Mouse slid out from behind the refrigerator, not caring anymore whether Josh heard him or that he had a good long snot-trail from crying or that the horrid squelchy noises had stopped. He walked straight into the dining room, and for a second he thought everything was okay.
Josh was leaning over a girl, and Mouse froze. It reminded him of the time he’d walked into Josh’s room one night and accidentally seen him doing sex. Josh had had to explain it to him once Mouse had stopped crying, and he wondered if that was going to happen again now.
But then Josh looked up. His face was a mess of green slime and dark red blood, chunks of something stuck between his teeth. Mouse tried not to look down, tried not to see the girl at all, but even in his outside-vision he could tell that she was dead.
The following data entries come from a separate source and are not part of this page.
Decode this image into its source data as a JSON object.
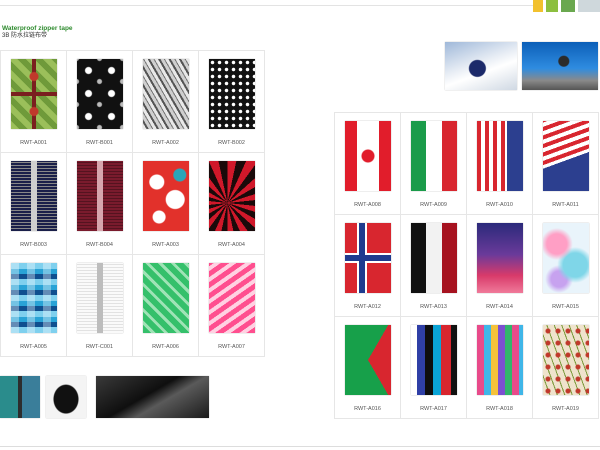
{
  "page": {
    "title_en": "Waterproof zipper tape",
    "title_cn": "3B 防水拉链布带"
  },
  "left_grid": [
    {
      "code": "RWT-A001",
      "pattern": "kaleido-green"
    },
    {
      "code": "RWT-B001",
      "pattern": "snowflake-black"
    },
    {
      "code": "RWT-A002",
      "pattern": "zebra-grey"
    },
    {
      "code": "RWT-B002",
      "pattern": "dots-black"
    },
    {
      "code": "RWT-B003",
      "pattern": "zipper-navy"
    },
    {
      "code": "RWT-B004",
      "pattern": "zipper-maroon"
    },
    {
      "code": "RWT-A003",
      "pattern": "hibiscus"
    },
    {
      "code": "RWT-A004",
      "pattern": "rays-red"
    },
    {
      "code": "RWT-A005",
      "pattern": "squares-blue"
    },
    {
      "code": "RWT-C001",
      "pattern": "white-zipper"
    },
    {
      "code": "RWT-A006",
      "pattern": "chevron-green"
    },
    {
      "code": "RWT-A007",
      "pattern": "waves-pink"
    }
  ],
  "right_grid": [
    {
      "code": "RWT-A008",
      "pattern": "flag-canada"
    },
    {
      "code": "RWT-A009",
      "pattern": "flag-italy"
    },
    {
      "code": "RWT-A010",
      "pattern": "stripes-usa"
    },
    {
      "code": "RWT-A011",
      "pattern": "flag-usa-diag"
    },
    {
      "code": "RWT-A012",
      "pattern": "flag-norway"
    },
    {
      "code": "RWT-A013",
      "pattern": "tricolor-dark"
    },
    {
      "code": "RWT-A014",
      "pattern": "gradient-purple"
    },
    {
      "code": "RWT-A015",
      "pattern": "watercolor"
    },
    {
      "code": "RWT-A016",
      "pattern": "green-red-triangles"
    },
    {
      "code": "RWT-A017",
      "pattern": "stripes-multi"
    },
    {
      "code": "RWT-A018",
      "pattern": "letters-colorful"
    },
    {
      "code": "RWT-A019",
      "pattern": "floral-vine"
    }
  ],
  "colors": {
    "title_green": "#2e8b2e",
    "grid_border": "#e6e6e6",
    "label_text": "#555555"
  }
}
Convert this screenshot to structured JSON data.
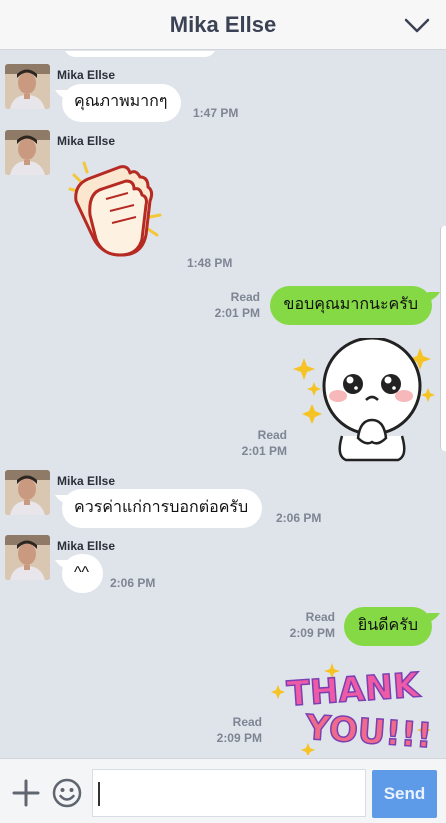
{
  "header": {
    "title": "Mika Ellse",
    "collapse_icon": "chevron-down-icon"
  },
  "messages": [
    {
      "type": "text",
      "direction": "in",
      "sender": "Mika Ellse",
      "text": "คุณภาพมากๆ",
      "time": "1:47 PM"
    },
    {
      "type": "sticker",
      "direction": "in",
      "sender": "Mika Ellse",
      "sticker": "clapping-hands-sticker",
      "time": "1:48 PM"
    },
    {
      "type": "text",
      "direction": "out",
      "read": "Read",
      "text": "ขอบคุณมากนะครับ",
      "time": "2:01 PM"
    },
    {
      "type": "sticker",
      "direction": "out",
      "read": "Read",
      "sticker": "moon-face-sticker",
      "time": "2:01 PM"
    },
    {
      "type": "text",
      "direction": "in",
      "sender": "Mika Ellse",
      "text": "ควรค่าแก่การบอกต่อครับ",
      "time": "2:06 PM"
    },
    {
      "type": "text",
      "direction": "in",
      "sender": "Mika Ellse",
      "text": "^^",
      "time": "2:06 PM"
    },
    {
      "type": "text",
      "direction": "out",
      "read": "Read",
      "text": "ยินดีครับ",
      "time": "2:09 PM"
    },
    {
      "type": "sticker",
      "direction": "out",
      "read": "Read",
      "sticker": "thank-you-sticker",
      "sticker_text": [
        "THANK",
        "YOU!!!"
      ],
      "time": "2:09 PM"
    }
  ],
  "input": {
    "value": "",
    "send_label": "Send",
    "plus_icon": "plus-icon",
    "emoji_icon": "emoji-icon"
  },
  "colors": {
    "outgoing_bubble": "#84d944",
    "incoming_bubble": "#ffffff",
    "background": "#dfe3ea",
    "send_button": "#5d9ae8"
  }
}
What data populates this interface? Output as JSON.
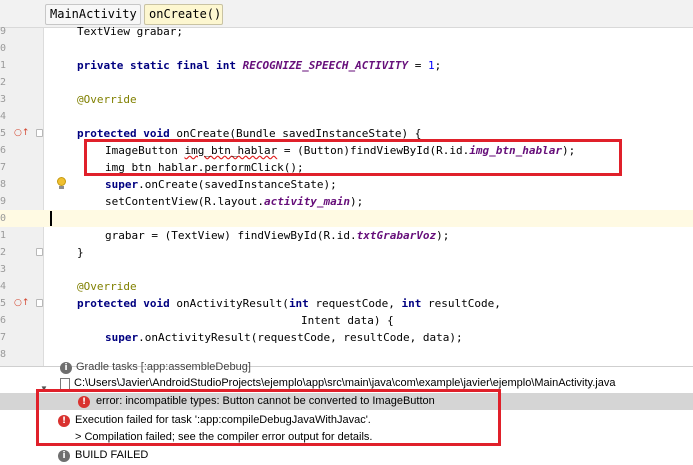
{
  "breadcrumb": {
    "items": [
      "MainActivity",
      "onCreate()"
    ]
  },
  "editor": {
    "line_numbers": [
      "9",
      "0",
      "1",
      "2",
      "3",
      "4",
      "5",
      "6",
      "7",
      "8",
      "9",
      "0",
      "1",
      "2",
      "3",
      "4",
      "5",
      "6",
      "7",
      "8"
    ],
    "code": {
      "l0": "TextView grabar;",
      "l2_kw": "private static final int ",
      "l2_field": "RECOGNIZE_SPEECH_ACTIVITY",
      "l2_eq": " = ",
      "l2_num": "1",
      "l2_end": ";",
      "l4": "@Override",
      "l6_kw": "protected void ",
      "l6_rest": "onCreate(Bundle savedInstanceState) {",
      "l7_a": "ImageButton ",
      "l7_var": "img_btn_hablar",
      "l7_b": " = (Button)findViewById(R.id.",
      "l7_field": "img_btn_hablar",
      "l7_c": ");",
      "l8": "img_btn_hablar.performClick();",
      "l9_kw": "super",
      "l9_rest": ".onCreate(savedInstanceState);",
      "l10_a": "setContentView(R.layout.",
      "l10_field": "activity_main",
      "l10_b": ");",
      "l12_a": "grabar = (TextView) findViewById(R.id.",
      "l12_field": "txtGrabarVoz",
      "l12_b": ");",
      "l13": "}",
      "l15": "@Override",
      "l16_kw": "protected void ",
      "l16_a": "onActivityResult(",
      "l16_kw2": "int ",
      "l16_b": "requestCode, ",
      "l16_kw3": "int ",
      "l16_c": "resultCode,",
      "l17": "Intent data) {",
      "l18_kw": "super",
      "l18_rest": ".onActivityResult(requestCode, resultCode, data);"
    }
  },
  "messages": {
    "partial_top": "Gradle tasks [:app:assembleDebug]",
    "file_path": "C:\\Users\\Javier\\AndroidStudioProjects\\ejemplo\\app\\src\\main\\java\\com\\example\\javier\\ejemplo\\MainActivity.java",
    "error": "error: incompatible types: Button cannot be converted to ImageButton",
    "exec_failed_1": "Execution failed for task ':app:compileDebugJavaWithJavac'.",
    "exec_failed_2": "> Compilation failed; see the compiler error output for details.",
    "build_failed": "BUILD FAILED"
  },
  "colors": {
    "highlight_box": "#e0202a",
    "caret_line": "#fffae3",
    "keyword": "#000080",
    "field": "#660e7a",
    "annotation": "#808000"
  }
}
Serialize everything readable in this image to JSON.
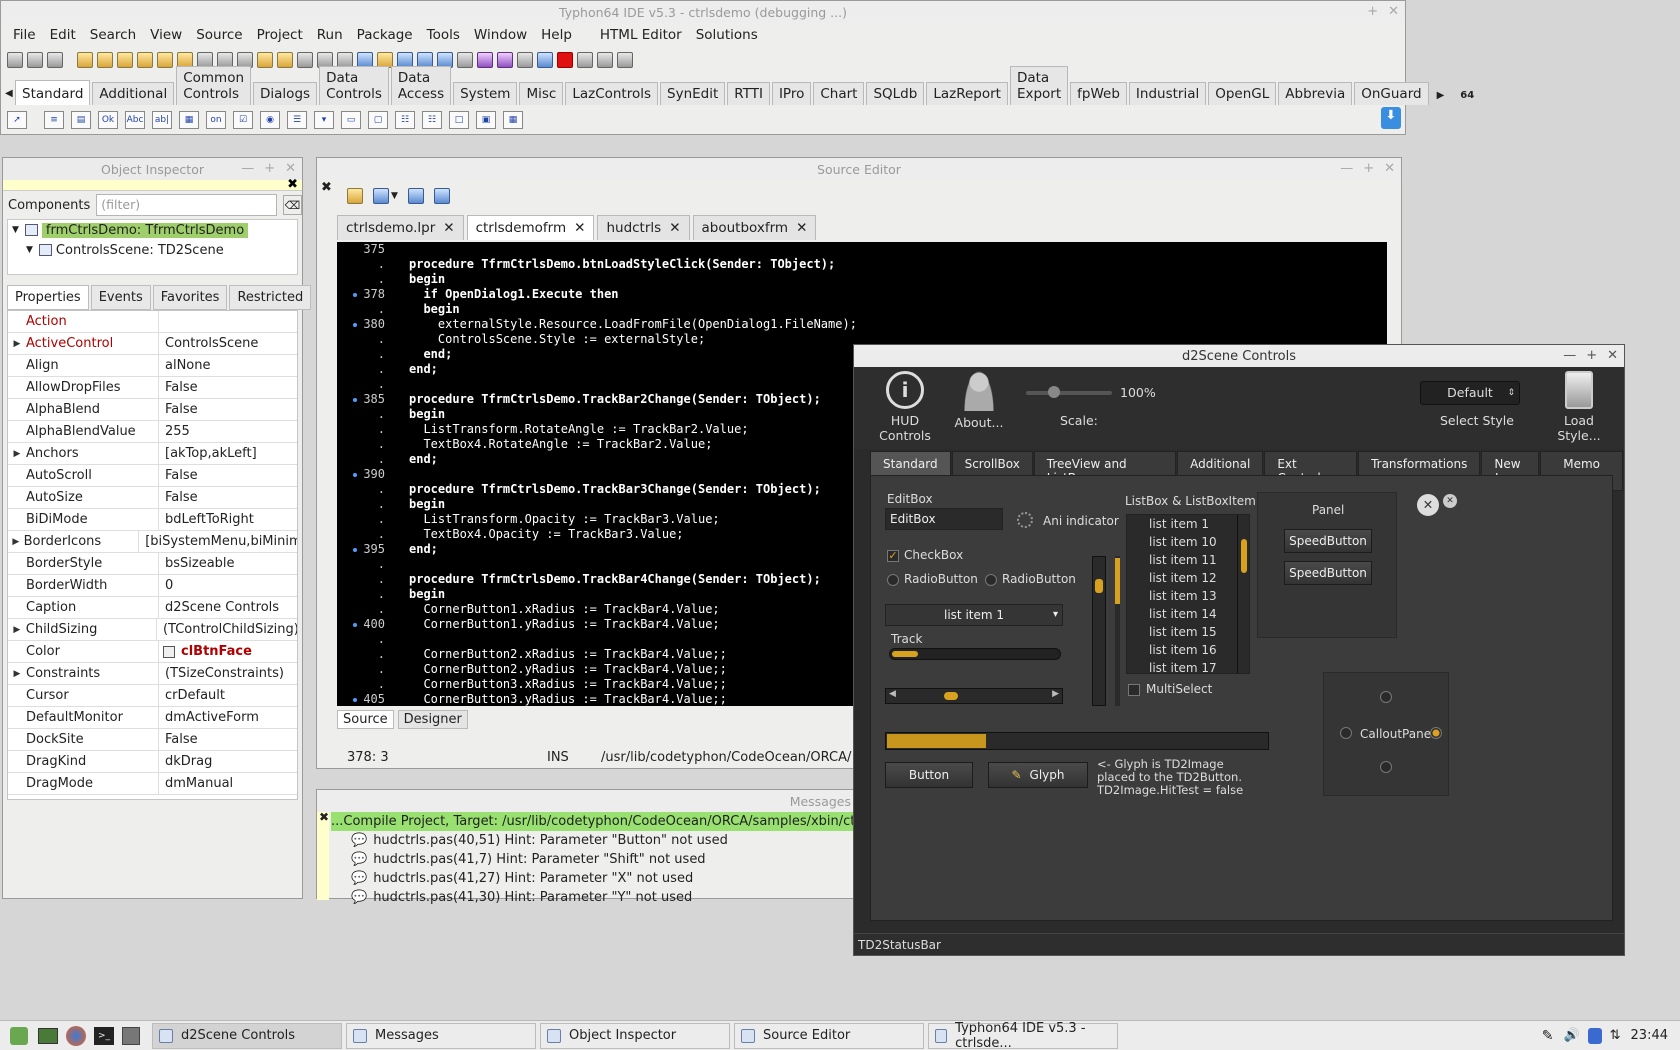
{
  "ide": {
    "title": "Typhon64 IDE v5.3 - ctrlsdemo (debugging ...)",
    "menu": [
      "File",
      "Edit",
      "Search",
      "View",
      "Source",
      "Project",
      "Run",
      "Package",
      "Tools",
      "Window",
      "Help",
      "HTML Editor",
      "Solutions"
    ],
    "palette_tabs": [
      "Standard",
      "Additional",
      "Common Controls",
      "Dialogs",
      "Data Controls",
      "Data Access",
      "System",
      "Misc",
      "LazControls",
      "SynEdit",
      "RTTI",
      "IPro",
      "Chart",
      "SQLdb",
      "LazReport",
      "Data Export",
      "fpWeb",
      "Industrial",
      "OpenGL",
      "Abbrevia",
      "OnGuard"
    ],
    "arch_badge": "64"
  },
  "object_inspector": {
    "title": "Object Inspector",
    "components_label": "Components",
    "filter_placeholder": "(filter)",
    "tree": [
      "frmCtrlsDemo: TfrmCtrlsDemo",
      "ControlsScene: TD2Scene"
    ],
    "tabs": [
      "Properties",
      "Events",
      "Favorites",
      "Restricted"
    ],
    "properties": [
      {
        "name": "Action",
        "value": ""
      },
      {
        "name": "ActiveControl",
        "value": "ControlsScene"
      },
      {
        "name": "Align",
        "value": "alNone"
      },
      {
        "name": "AllowDropFiles",
        "value": "False"
      },
      {
        "name": "AlphaBlend",
        "value": "False"
      },
      {
        "name": "AlphaBlendValue",
        "value": "255"
      },
      {
        "name": "Anchors",
        "value": "[akTop,akLeft]"
      },
      {
        "name": "AutoScroll",
        "value": "False"
      },
      {
        "name": "AutoSize",
        "value": "False"
      },
      {
        "name": "BiDiMode",
        "value": "bdLeftToRight"
      },
      {
        "name": "BorderIcons",
        "value": "[biSystemMenu,biMinimize"
      },
      {
        "name": "BorderStyle",
        "value": "bsSizeable"
      },
      {
        "name": "BorderWidth",
        "value": "0"
      },
      {
        "name": "Caption",
        "value": "d2Scene Controls"
      },
      {
        "name": "ChildSizing",
        "value": "(TControlChildSizing)"
      },
      {
        "name": "Color",
        "value": "clBtnFace"
      },
      {
        "name": "Constraints",
        "value": "(TSizeConstraints)"
      },
      {
        "name": "Cursor",
        "value": "crDefault"
      },
      {
        "name": "DefaultMonitor",
        "value": "dmActiveForm"
      },
      {
        "name": "DockSite",
        "value": "False"
      },
      {
        "name": "DragKind",
        "value": "dkDrag"
      },
      {
        "name": "DragMode",
        "value": "dmManual"
      }
    ]
  },
  "source_editor": {
    "title": "Source Editor",
    "tabs": [
      "ctrlsdemo.lpr",
      "ctrlsdemofrm",
      "hudctrls",
      "aboutboxfrm"
    ],
    "lines": [
      {
        "n": "375",
        "t": ""
      },
      {
        "n": ".",
        "t": "procedure TfrmCtrlsDemo.btnLoadStyleClick(Sender: TObject);"
      },
      {
        "n": ".",
        "t": "begin"
      },
      {
        "n": "378",
        "t": "  if OpenDialog1.Execute then"
      },
      {
        "n": ".",
        "t": "  begin"
      },
      {
        "n": "380",
        "t": "    externalStyle.Resource.LoadFromFile(OpenDialog1.FileName);"
      },
      {
        "n": ".",
        "t": "    ControlsScene.Style := externalStyle;"
      },
      {
        "n": ".",
        "t": "  end;"
      },
      {
        "n": ".",
        "t": "end;"
      },
      {
        "n": ".",
        "t": ""
      },
      {
        "n": "385",
        "t": "procedure TfrmCtrlsDemo.TrackBar2Change(Sender: TObject);"
      },
      {
        "n": ".",
        "t": "begin"
      },
      {
        "n": ".",
        "t": "  ListTransform.RotateAngle := TrackBar2.Value;"
      },
      {
        "n": ".",
        "t": "  TextBox4.RotateAngle := TrackBar2.Value;"
      },
      {
        "n": ".",
        "t": "end;"
      },
      {
        "n": "390",
        "t": ""
      },
      {
        "n": ".",
        "t": "procedure TfrmCtrlsDemo.TrackBar3Change(Sender: TObject);"
      },
      {
        "n": ".",
        "t": "begin"
      },
      {
        "n": ".",
        "t": "  ListTransform.Opacity := TrackBar3.Value;"
      },
      {
        "n": ".",
        "t": "  TextBox4.Opacity := TrackBar3.Value;"
      },
      {
        "n": "395",
        "t": "end;"
      },
      {
        "n": ".",
        "t": ""
      },
      {
        "n": ".",
        "t": "procedure TfrmCtrlsDemo.TrackBar4Change(Sender: TObject);"
      },
      {
        "n": ".",
        "t": "begin"
      },
      {
        "n": ".",
        "t": "  CornerButton1.xRadius := TrackBar4.Value;"
      },
      {
        "n": "400",
        "t": "  CornerButton1.yRadius := TrackBar4.Value;"
      },
      {
        "n": ".",
        "t": ""
      },
      {
        "n": ".",
        "t": "  CornerButton2.xRadius := TrackBar4.Value;;"
      },
      {
        "n": ".",
        "t": "  CornerButton2.yRadius := TrackBar4.Value;;"
      },
      {
        "n": ".",
        "t": "  CornerButton3.xRadius := TrackBar4.Value;;"
      },
      {
        "n": "405",
        "t": "  CornerButton3.yRadius := TrackBar4.Value;;"
      }
    ],
    "bottom_tabs": [
      "Source",
      "Designer"
    ],
    "status_pos": "378:  3",
    "status_mode": "INS",
    "status_path": "/usr/lib/codetyphon/CodeOcean/ORCA/"
  },
  "messages": {
    "title": "Messages",
    "compile": "...Compile Project, Target: /usr/lib/codetyphon/CodeOcean/ORCA/samples/xbin/ctrlsdemo: Suc",
    "hints": [
      "hudctrls.pas(40,51) Hint: Parameter \"Button\" not used",
      "hudctrls.pas(41,7) Hint: Parameter \"Shift\" not used",
      "hudctrls.pas(41,27) Hint: Parameter \"X\" not used",
      "hudctrls.pas(41,30) Hint: Parameter \"Y\" not used"
    ]
  },
  "d2scene": {
    "title": "d2Scene Controls",
    "hud_controls": "HUD Controls",
    "about": "About...",
    "scale_label": "Scale:",
    "scale_value": "100%",
    "style_value": "Default",
    "select_style": "Select Style",
    "load_style": "Load Style...",
    "tabs": [
      "Standard",
      "ScrollBox",
      "TreeView and ListBox",
      "Additional",
      "Ext Controls",
      "Transformations",
      "New !",
      "Memo"
    ],
    "editbox_label": "EditBox",
    "editbox_value": "EditBox",
    "ani_indicator": "Ani indicator",
    "checkbox": "CheckBox",
    "radio1": "RadioButton",
    "radio2": "RadioButton",
    "combo_value": "list item 1",
    "track_label": "Track",
    "listbox_label": "ListBox & ListBoxItem",
    "list_items": [
      "list item 1",
      "list item 10",
      "list item 11",
      "list item 12",
      "list item 13",
      "list item 14",
      "list item 15",
      "list item 16",
      "list item 17"
    ],
    "multiselect": "MultiSelect",
    "panel_label": "Panel",
    "speed1": "SpeedButton",
    "speed2": "SpeedButton",
    "callout": "CalloutPanel",
    "button": "Button",
    "glyph": "Glyph",
    "glyph_note": "<- Glyph is TD2Image\nplaced to the TD2Button.\nTD2Image.HitTest = false",
    "statusbar": "TD2StatusBar",
    "progress": 0.26
  },
  "taskbar": {
    "items": [
      "d2Scene Controls",
      "Messages",
      "Object Inspector",
      "Source Editor",
      "Typhon64 IDE v5.3 - ctrlsde..."
    ],
    "clock": "23:44"
  },
  "colors": {
    "accent": "#d9a21e",
    "highlight_green": "#98e070",
    "code_bg": "#000000",
    "selected_row": "#9fcf6a"
  }
}
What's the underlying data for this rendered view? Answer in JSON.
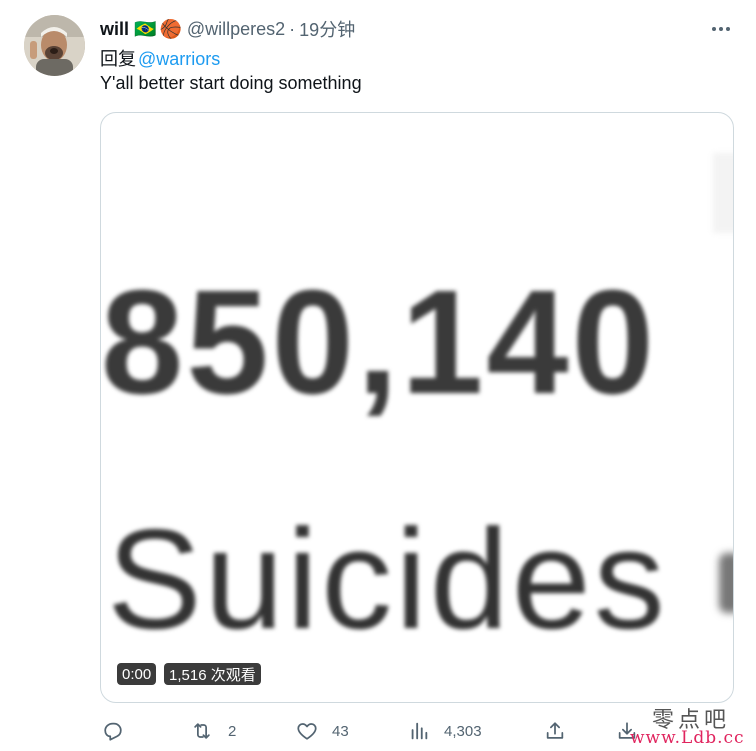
{
  "tweet": {
    "author_name": "will",
    "flag_emoji": "🇧🇷",
    "badge_emoji": "🏀",
    "handle": "@willperes2",
    "separator": "·",
    "time": "19分钟",
    "reply_prefix": "回复",
    "reply_mention": "@warriors",
    "text": "Y'all better start doing something"
  },
  "media": {
    "video_text_number": "850,140",
    "video_text_word": "Suicides",
    "duration": "0:00",
    "views": "1,516 次观看"
  },
  "actions": {
    "reply_icon": "reply-icon",
    "retweet_icon": "retweet-icon",
    "retweet_count": "2",
    "like_icon": "like-icon",
    "like_count": "43",
    "views_icon": "views-icon",
    "views_count": "4,303",
    "share_icon": "share-icon",
    "download_icon": "download-icon"
  },
  "watermark": {
    "top": "零点吧",
    "bottom": "www.Ldb.cc"
  },
  "colors": {
    "accent": "#1d9bf0",
    "secondary_text": "#536471",
    "primary_text": "#0f1419",
    "watermark_red": "#e0245e"
  }
}
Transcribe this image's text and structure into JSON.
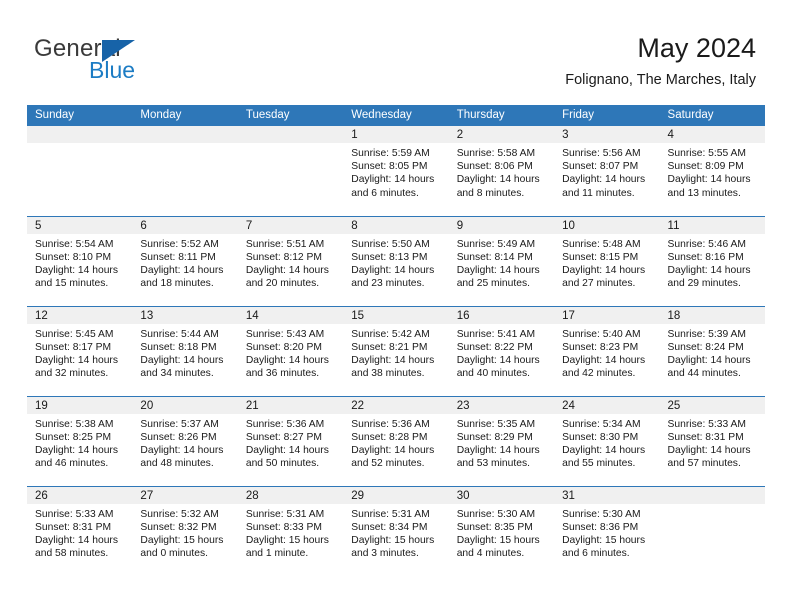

For real dead, not like when Mom and Dad had gotten sick and been sort of dead. Josh had had to make sure they didn’t hurt Mouse, had to make them the other kind of dead.
Josh tilted his head, a jerky movement that didn’t look right. His eyes looked bad, like Macker’s – only worse.
“What are you doing, Josh?”
Mouse hoped Josh would answer, would explain that this was something grown-ups did that Mouse would understand when he got bigger, like the sex. But Josh didn’t answer, just dropped his head and started chewing at the red mess of the dead girl’s stomach.
For a second, Mouse thought he saw a flicker of something in his big brother’s eyes, something like his old self. But then the thing was holding out a bloody fist toward him, mushy red stuff oozing between its fingers.
Mouse took one step backward, and the thing that had been his brother let out a shriek like a wild monkey. Mouse stopped. The thing grunted and jabbed its fist toward him again, but Mouse couldn’t move. He couldn’t breathe.
It seemed like hours had passed before he realized he was moving, taking the warm, red stuff out of Josh’s hand and putting it in his mouth. It was only meat. Just like a hamburger, he thought, but stickier. It tasted disgusting though, like trying to eat with a nosebleed. The dirty, coppery taste made him gag, but he forced himself to swallow, to keep it down.
Mouse would do whatever Josh told him. His big brother always took care of him. Always.
Mouse woke up cold. He was still lying on the sticky carpet in the dining room, the lumpy figure of the dead girl just a few feet away. But even in the dark, Mouse could tell Josh had gone.
His mouth felt disgusting, and he felt his way back into the kitchen to grab one of the water bottles from under the sink. I wonder if I’ll get sick like Josh now… He didn’t feel scared by the idea, not like he had been. He didn’t feel sick, either. But he’d rather be sick with Josh than on his own.
Where was Josh, though? In the stillness of the house, Mouse could tell there was nobody else there, beside the dead girl. He scurried through the dining room, avoiding the dark shape lying on the carpet, and past the old grandfather clock in the hallway. The hands showed it was nearly one o’clock, and Mouse knew why he’d woken up. It was time to go.
He opened the door in the clock and pulled out the bag Josh had gotten ready for him. There wasn’t much in it, so it wasn’t too heavy for Mouse to carry. A flashlight, clean water, a few granola bars.
He didn’t pause as he left the house. Didn’t stop to worry about the sick ones he knew were wandering around out on the street, or the dead ones he had to step over to get to the front gate. Josh had left them there, like a trail to lead Mouse to him. Even when he was sick, Josh took care of Mouse. He always would.
All Mouse had to do was find his brother, and they’d find a way to make him better again. Uncle Gerard made all kinds of medicines at his work, and would know how to fix him. And together, they’d go to Jerusalem’s Peak.
If you liked this, make sure to check back in next Sunday for the next link in our grizzly chain, by the delectable Leah Rhyne! Also, one of our amazing writers, Julie Hutchings, has just been published! ‘Running Home’ is now available on Amazon. Believe me – you want it. Click here to check out that awesome.